Lines with the word "title" are the ones wanted. Copy each of them from the entries below.

START RECORDS PROVIDED

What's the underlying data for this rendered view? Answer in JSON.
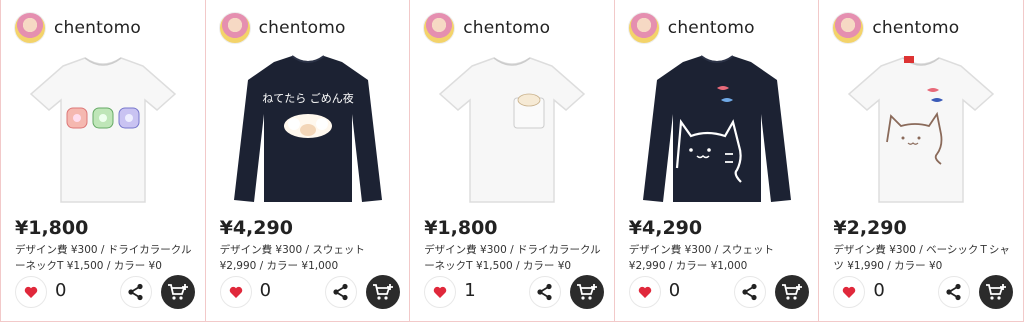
{
  "cards": [
    {
      "user": "chentomo",
      "price": "¥1,800",
      "detail_line1": "デザイン費 ¥300 / ドライカラークル",
      "detail_line2": "ーネックT ¥1,500 / カラー ¥0",
      "likes": "0",
      "product_icon": "white-tshirt-sheep-icon"
    },
    {
      "user": "chentomo",
      "price": "¥4,290",
      "detail_line1": "デザイン費 ¥300 / スウェット",
      "detail_line2": "¥2,990 / カラー ¥1,000",
      "likes": "0",
      "product_icon": "navy-sweatshirt-sheep-icon",
      "print_text": "ねてたら ごめん夜"
    },
    {
      "user": "chentomo",
      "price": "¥1,800",
      "detail_line1": "デザイン費 ¥300 / ドライカラークル",
      "detail_line2": "ーネックT ¥1,500 / カラー ¥0",
      "likes": "1",
      "product_icon": "white-pocket-tshirt-sheep-icon"
    },
    {
      "user": "chentomo",
      "price": "¥4,290",
      "detail_line1": "デザイン費 ¥300 / スウェット",
      "detail_line2": "¥2,990 / カラー ¥1,000",
      "likes": "0",
      "product_icon": "navy-sweatshirt-cat-icon"
    },
    {
      "user": "chentomo",
      "price": "¥2,290",
      "detail_line1": "デザイン費 ¥300 / ベーシックＴシャ",
      "detail_line2": "ツ ¥1,990 / カラー ¥0",
      "likes": "0",
      "product_icon": "white-tshirt-cat-icon"
    }
  ],
  "colors": {
    "like_heart": "#e0283b",
    "cart_bg": "#2b2b2b",
    "navy": "#1c2233",
    "border": "#f2c9c9"
  }
}
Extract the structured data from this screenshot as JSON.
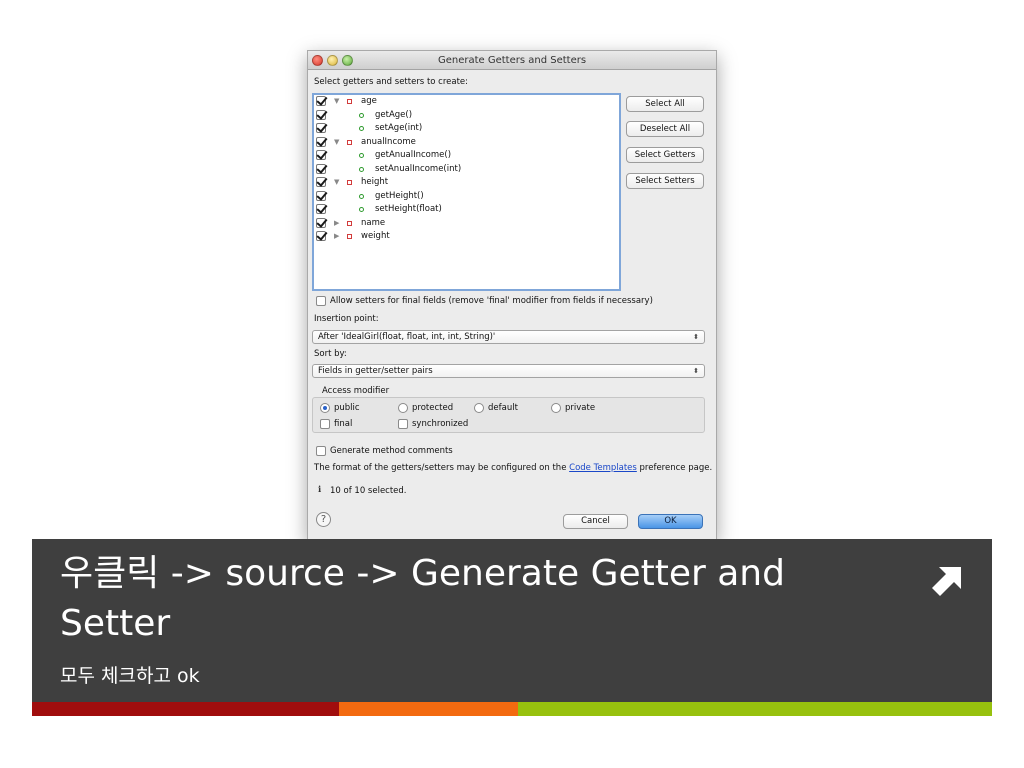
{
  "dialog": {
    "title": "Generate Getters and Setters",
    "prompt": "Select getters and setters to create:",
    "tree": [
      {
        "kind": "field",
        "label": "age",
        "expanded": true
      },
      {
        "kind": "method",
        "label": "getAge()"
      },
      {
        "kind": "method",
        "label": "setAge(int)"
      },
      {
        "kind": "field",
        "label": "anualIncome",
        "expanded": true
      },
      {
        "kind": "method",
        "label": "getAnualIncome()"
      },
      {
        "kind": "method",
        "label": "setAnualIncome(int)"
      },
      {
        "kind": "field",
        "label": "height",
        "expanded": true
      },
      {
        "kind": "method",
        "label": "getHeight()"
      },
      {
        "kind": "method",
        "label": "setHeight(float)"
      },
      {
        "kind": "field",
        "label": "name",
        "expanded": false
      },
      {
        "kind": "field",
        "label": "weight",
        "expanded": false
      }
    ],
    "buttons": {
      "select_all": "Select All",
      "deselect_all": "Deselect All",
      "select_getters": "Select Getters",
      "select_setters": "Select Setters"
    },
    "allow_final": "Allow setters for final fields (remove 'final' modifier from fields if necessary)",
    "insertion_label": "Insertion point:",
    "insertion_value": "After 'IdealGirl(float, float, int, int, String)'",
    "sort_label": "Sort by:",
    "sort_value": "Fields in getter/setter pairs",
    "access": {
      "title": "Access modifier",
      "public": "public",
      "protected": "protected",
      "default": "default",
      "private": "private",
      "final": "final",
      "synchronized": "synchronized"
    },
    "generate_comments": "Generate method comments",
    "format_prefix": "The format of the getters/setters may be configured on the",
    "format_link": "Code Templates",
    "format_suffix": "preference page.",
    "info_icon_text": "i",
    "status": "10 of 10 selected.",
    "help_symbol": "?",
    "cancel": "Cancel",
    "ok": "OK"
  },
  "caption": {
    "headline": "우클릭 -> source -> Generate Getter and Setter",
    "sub": "모두 체크하고 ok"
  },
  "colors": {
    "banner": "#3f3f3f",
    "stripe_red": "#a00d0d",
    "stripe_orange": "#f36a10",
    "stripe_green": "#97c10e"
  }
}
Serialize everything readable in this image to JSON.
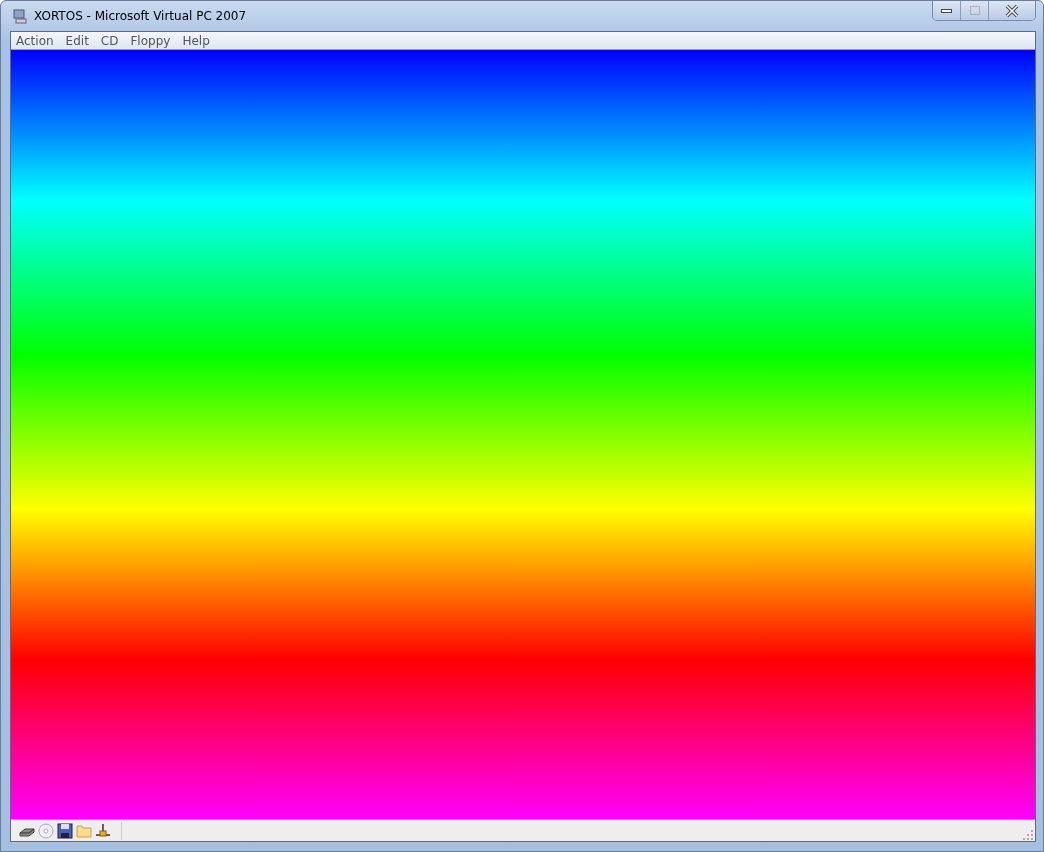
{
  "window": {
    "title": "XORTOS - Microsoft Virtual PC 2007"
  },
  "window_buttons": [
    {
      "kind": "minimize",
      "disabled": false
    },
    {
      "kind": "maximize",
      "disabled": true
    },
    {
      "kind": "close",
      "disabled": false
    }
  ],
  "menu": [
    "Action",
    "Edit",
    "CD",
    "Floppy",
    "Help"
  ],
  "status_bar": {
    "icons": [
      {
        "kind": "disk"
      },
      {
        "kind": "cd"
      },
      {
        "kind": "floppy"
      },
      {
        "kind": "folder"
      },
      {
        "kind": "network"
      }
    ]
  }
}
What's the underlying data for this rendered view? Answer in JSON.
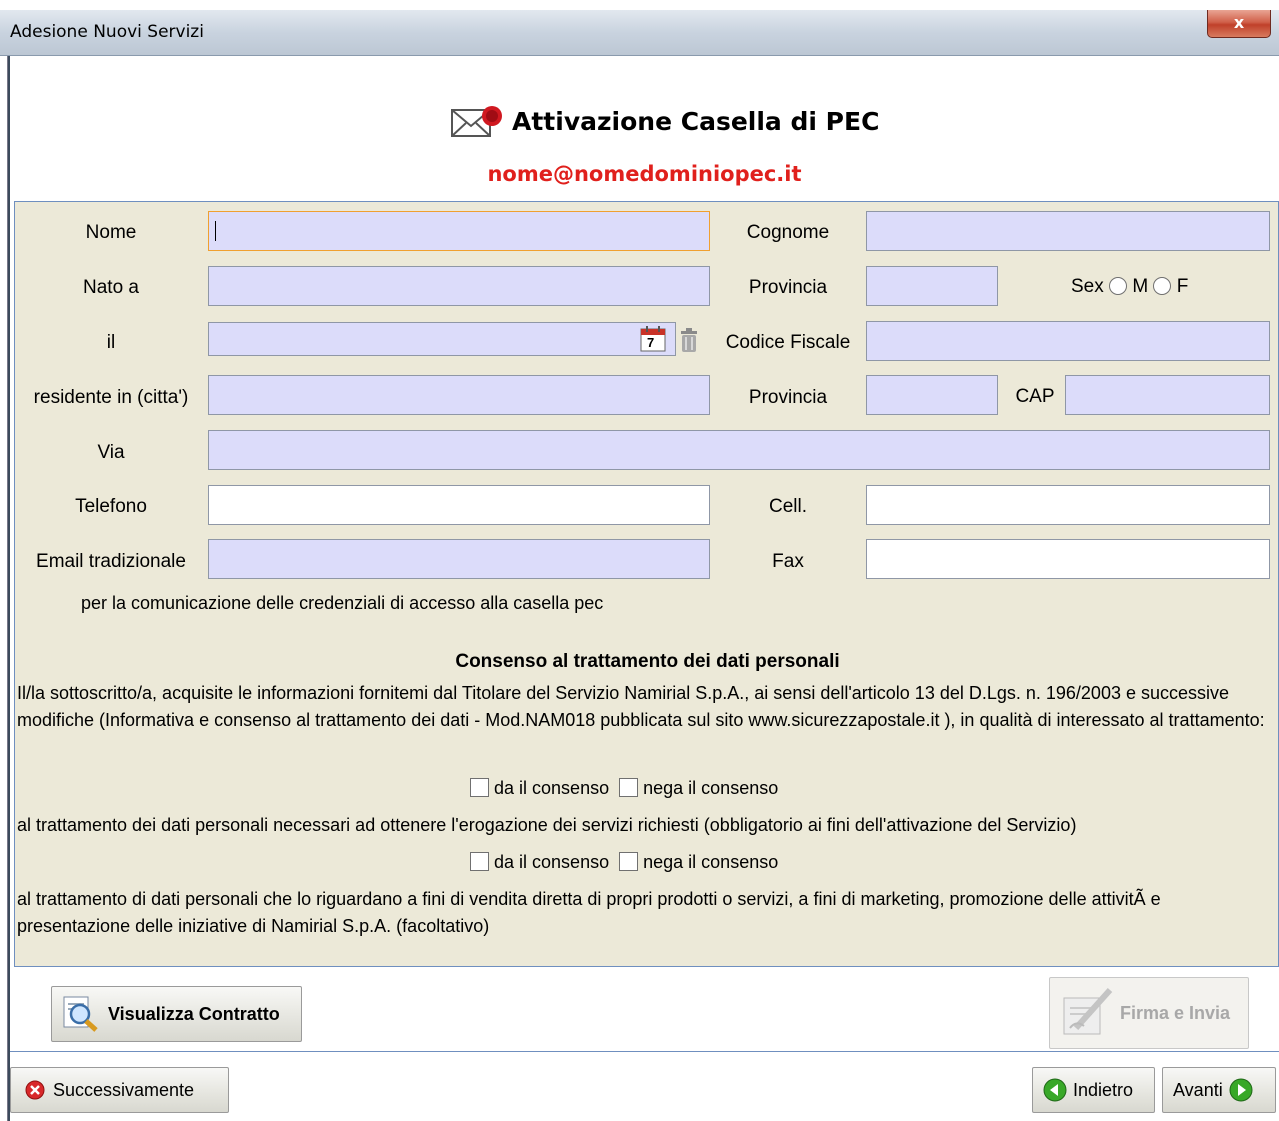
{
  "window": {
    "title": "Adesione Nuovi Servizi",
    "close_glyph": "x"
  },
  "header": {
    "title": "Attivazione Casella di PEC",
    "email": "nome@nomedominiopec.it",
    "icon": "mail-seal-icon"
  },
  "form": {
    "nome_label": "Nome",
    "nome_value": "",
    "cognome_label": "Cognome",
    "nato_label": "Nato a",
    "provincia1_label": "Provincia",
    "sex_label": "Sex",
    "sex_m": "M",
    "sex_f": "F",
    "il_label": "il",
    "calendar_day": "7",
    "codice_fiscale_label": "Codice Fiscale",
    "residente_label": "residente in (citta')",
    "provincia2_label": "Provincia",
    "cap_label": "CAP",
    "via_label": "Via",
    "telefono_label": "Telefono",
    "cell_label": "Cell.",
    "email_label": "Email tradizionale",
    "fax_label": "Fax",
    "email_note": "per la comunicazione delle credenziali di accesso alla casella pec"
  },
  "consent": {
    "heading": "Consenso al trattamento dei dati personali",
    "intro": "Il/la sottoscritto/a, acquisite le informazioni fornitemi dal Titolare del Servizio Namirial S.p.A., ai sensi dell'articolo 13 del D.Lgs. n. 196/2003 e successive modifiche (Informativa e consenso al trattamento dei dati - Mod.NAM018 pubblicata sul sito www.sicurezzapostale.it ), in qualità di interessato al trattamento:",
    "give1": "da il consenso",
    "deny1": "nega il consenso",
    "text1": "al trattamento dei dati personali necessari ad ottenere l'erogazione dei servizi richiesti (obbligatorio ai fini dell'attivazione del Servizio)",
    "give2": "da il consenso",
    "deny2": "nega il consenso",
    "text2": "al trattamento di dati personali che lo riguardano a fini di vendita diretta di propri prodotti o servizi, a fini di marketing, promozione delle attivitÃ  e presentazione delle iniziative di Namirial S.p.A. (facoltativo)"
  },
  "buttons": {
    "view_contract": "Visualizza Contratto",
    "sign_send": "Firma e Invia",
    "later": "Successivamente",
    "back": "Indietro",
    "next": "Avanti"
  },
  "colors": {
    "accent_red": "#e0201c",
    "field_bg": "#dcdcfa",
    "panel_bg": "#ece9d8"
  }
}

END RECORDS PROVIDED

* [RESPONSE AREA]
    "title": "Generate Getters and Setters",
      "title": "Access modifier",
    "title": "XORTOS - Microsoft Virtual PC 2007"
    "title": "Adesione Nuovi Servizi",
    "title": "Attivazione Casella di PEC",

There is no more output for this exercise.